“Alaska’s resource development state and the fact that we may have more prospects for oil and gas exploration, as well as opportunities, both onshore and offshore is something that we need to take a close, hard look at,” he said. “And our caucus is committed to being a good business partner, certainly, with the industry.”

House minority leader Charisse Millett, an Anchorage Republican, said her caucus’s priorities include cutting the budget and putting a limit on state spending in the future. She said House Republicans will oppose new taxes.

Millett said the Trump administration’s policies also will help.

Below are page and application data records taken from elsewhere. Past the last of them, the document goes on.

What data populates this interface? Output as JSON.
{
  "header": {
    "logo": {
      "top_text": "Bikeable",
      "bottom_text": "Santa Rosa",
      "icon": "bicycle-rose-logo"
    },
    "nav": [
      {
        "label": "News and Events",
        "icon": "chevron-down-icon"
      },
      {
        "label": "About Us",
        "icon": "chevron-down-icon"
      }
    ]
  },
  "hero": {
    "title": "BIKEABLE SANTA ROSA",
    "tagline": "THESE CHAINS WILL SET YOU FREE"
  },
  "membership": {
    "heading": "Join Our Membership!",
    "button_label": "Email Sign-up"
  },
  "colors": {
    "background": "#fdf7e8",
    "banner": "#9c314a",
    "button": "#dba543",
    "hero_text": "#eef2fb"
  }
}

“We’re in an environment now with an administration that’s really going to help Alaska open up our resources, which is going to be a great boom for the state of Alaska and great opportunity, so I’m super optimistic about session,” she said. “I think there’s going to be a lot of great things done this session.”

Millett is a member of the Legislative Council subcommittee reviewing the harassment policy. She’s circulated a draft policy among both lawmakers and employees who work for the Legislature.

“And I want it to be something that the Legislature can be proud of, that protects our employees and creates a safe environment where people can be productive and want to come to work,” she said.

Millett also supports passing a school budget early. And she hopes the Legislature gets its work done in the 90-day session set by state law. She said that can happen if the House majority gives up on an income tax.

“That means we could possibly get the budget done early, if we’re focusing on the budget as a standalone, and it’s not tied to anything else, or, you know, ‘We won’t do the budget until you do X, Y and Z,’” she said. “I don’t see that happening this year.”

The House Finance Committee will start work on the budget on Thursday.